PITTSFIELD — Taconic High School senior students crafted the message, and the community answered.
On Wednesday afternoon, representatives from two local eateries dropped off hot meals for staff at Hillcrest Commons Nursing and Rehabilitation Center. Along with Elder Services of Berkshire County and Price Memorial A.M.E. Zion Church, the nursing home was one of three organizations that received hot meals this day through an initiative born in Taconic teacher Heather McNeice’s marketing class.
McNeice said she was inspired to launch the lesson and fundraiser after learning about another community in New York that found a way to help out local restaurants, hard hit by the coronavirus pandemic, while distributing meals of chicken Parmesan, pasta and salad to organizations in the community.
The educational component came early: McNeice’s senior marketing students worked to craft advertising and a news release to amplify word of the fundraiser. McNeice said her sister, Sarah Auge, reached out to “every restaurant in town” asking whether they would like to participate, and then set out fundraising.
Eight eateries — Patrick’s Pub, Otto’s Kitchen and Comfort, The Roasted Garlic, Zucchini’s, Papa Joe’s, the Hot Dog Ranch, Mazzeo’s Ristorante and Highland Restaurant — signed up, she said.
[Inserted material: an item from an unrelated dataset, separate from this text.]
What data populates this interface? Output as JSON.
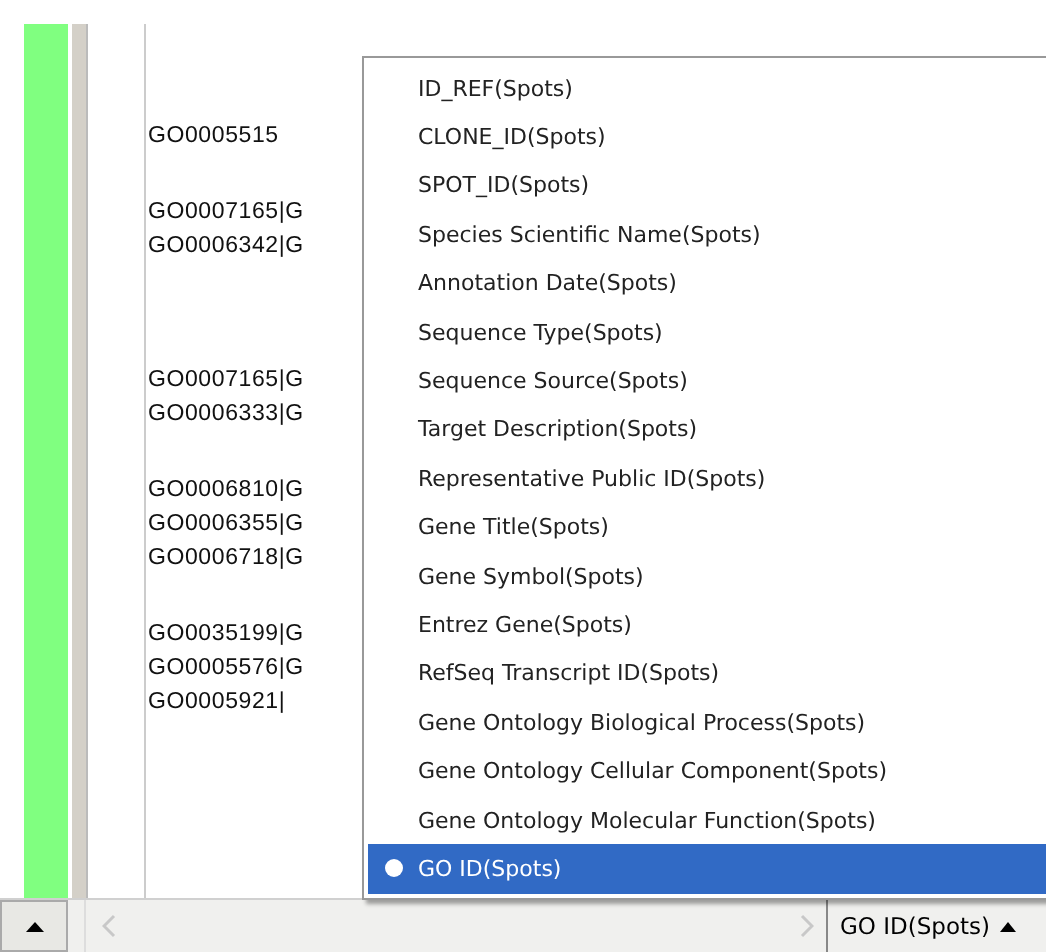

After the students’ news release was circulated, donations rolled in, she said. And by Dec. 20, McNeice took to Facebook to announce that they had raised over $30,000, smashing their fundraising goal and allowing them to serve about 3,000 meals.
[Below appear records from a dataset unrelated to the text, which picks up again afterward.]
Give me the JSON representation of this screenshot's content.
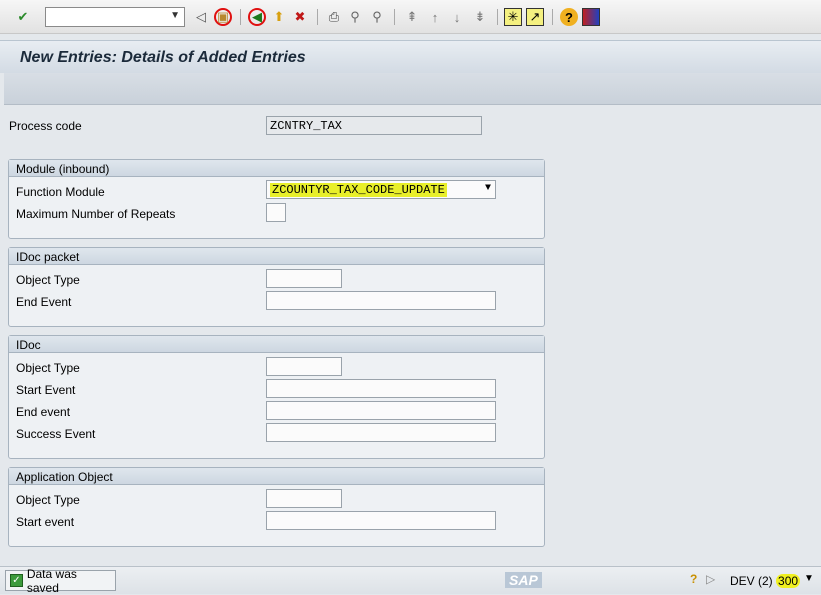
{
  "toolbar": {
    "command_field": "",
    "icons": [
      "enter-icon",
      "back-triangle-icon",
      "save-icon",
      "back-icon",
      "exit-icon",
      "cancel-icon",
      "print-icon",
      "find-icon",
      "find-next-icon",
      "first-page-icon",
      "previous-page-icon",
      "next-page-icon",
      "last-page-icon",
      "new-session-icon",
      "shortcut-icon",
      "help-icon",
      "layout-icon"
    ]
  },
  "header": {
    "title": "New Entries: Details of Added Entries"
  },
  "form": {
    "process_code": {
      "label": "Process code",
      "value": "ZCNTRY_TAX"
    },
    "groups": [
      {
        "title": "Module (inbound)",
        "fields": [
          {
            "label": "Function Module",
            "value": "ZCOUNTYR_TAX_CODE_UPDATE"
          },
          {
            "label": "Maximum Number of Repeats",
            "value": ""
          }
        ]
      },
      {
        "title": "IDoc packet",
        "fields": [
          {
            "label": "Object Type",
            "value": ""
          },
          {
            "label": "End Event",
            "value": ""
          }
        ]
      },
      {
        "title": "IDoc",
        "fields": [
          {
            "label": "Object Type",
            "value": ""
          },
          {
            "label": "Start Event",
            "value": ""
          },
          {
            "label": "End event",
            "value": ""
          },
          {
            "label": "Success Event",
            "value": ""
          }
        ]
      },
      {
        "title": "Application Object",
        "fields": [
          {
            "label": "Object Type",
            "value": ""
          },
          {
            "label": "Start event",
            "value": ""
          }
        ]
      }
    ]
  },
  "status": {
    "message": "Data was saved",
    "logo": "SAP",
    "system": "DEV (2)",
    "client": "300"
  },
  "colors": {
    "highlight": "#e8ef2a",
    "annotation": "#e01010"
  }
}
“Over 300 separate donations were made by people who live in Pittsfield to support their neighbors, and the restaurants they love,” McNeice told The Eagle.
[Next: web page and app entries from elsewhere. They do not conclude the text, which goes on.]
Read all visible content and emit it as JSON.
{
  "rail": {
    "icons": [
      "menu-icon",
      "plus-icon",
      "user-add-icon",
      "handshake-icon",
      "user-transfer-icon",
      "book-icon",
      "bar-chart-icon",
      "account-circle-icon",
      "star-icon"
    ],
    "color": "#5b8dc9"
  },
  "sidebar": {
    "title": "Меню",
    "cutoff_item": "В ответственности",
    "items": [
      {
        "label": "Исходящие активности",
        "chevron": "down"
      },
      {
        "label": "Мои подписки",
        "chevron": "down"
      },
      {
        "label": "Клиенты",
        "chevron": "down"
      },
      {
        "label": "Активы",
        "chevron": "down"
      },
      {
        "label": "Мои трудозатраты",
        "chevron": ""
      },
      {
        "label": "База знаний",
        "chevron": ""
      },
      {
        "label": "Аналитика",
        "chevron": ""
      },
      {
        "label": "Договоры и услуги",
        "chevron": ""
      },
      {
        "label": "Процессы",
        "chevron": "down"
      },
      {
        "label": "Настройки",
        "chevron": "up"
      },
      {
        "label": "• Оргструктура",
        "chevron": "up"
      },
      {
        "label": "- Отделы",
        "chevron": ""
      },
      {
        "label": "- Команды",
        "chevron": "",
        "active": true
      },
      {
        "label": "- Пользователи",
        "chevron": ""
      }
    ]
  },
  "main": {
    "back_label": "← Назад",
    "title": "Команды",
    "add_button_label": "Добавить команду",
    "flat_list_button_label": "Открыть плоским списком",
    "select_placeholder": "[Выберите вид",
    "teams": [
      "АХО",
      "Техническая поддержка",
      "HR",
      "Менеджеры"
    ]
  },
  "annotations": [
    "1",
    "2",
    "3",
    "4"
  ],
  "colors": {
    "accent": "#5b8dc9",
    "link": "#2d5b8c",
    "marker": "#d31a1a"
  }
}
For each meal that participating restaurants delivered, they received $10 from the money raised, said Shannon Lovallo, a manager at Patrick’s Pub.
“Every penny right now is honestly generous,” Lovallo said. “Just like every other restaurant right now, we’re trying to make things work.”
All told, hot meals were delivered to over a dozen nonprofits, including the local Boys & Girls Club of the Berkshires, the homeless shelter at the former St. Joseph Central High School and the Elizabeth Freeman Center, according to McNeice.
Lovallo and another manager of the pub, Karrie Chapman, hurriedly carried boxes containing individually packaged warm meals into the lobby of Hillcrest Commons on Valentine Road. They they delivered 100 meals to the facility, and had dropped off many more to other organizations last week, Lovallo said.
A food delivery from Otto’s followed, and the meals promptly wewre offered to staff to take home for themselves and their family members. To Lovallo, the initiative served as a balm to the creeping worry she wasn’t doing enough to help out during the pandemic, despite working to keep as many staff employed at Patrick’s as possible.
“It’s something positive to do during these hard times,” she said.
COVID-19 claimed the lives of dozens of residents during the outbreak, which began Nov. 18. Hillcrest Commons Executive Director Delores Duncan said that, currently, there are no active cases among residents at Hillcrest Commons, and she spoke about the commitment and diligence on the part of staff as they sought to respond.
Duncan stood outside the facility and thanked Lovallo and Chapman after a difficult stretch of weeks.
“You have no idea what it really means,” Duncan told them. “We’ve been through a lot.”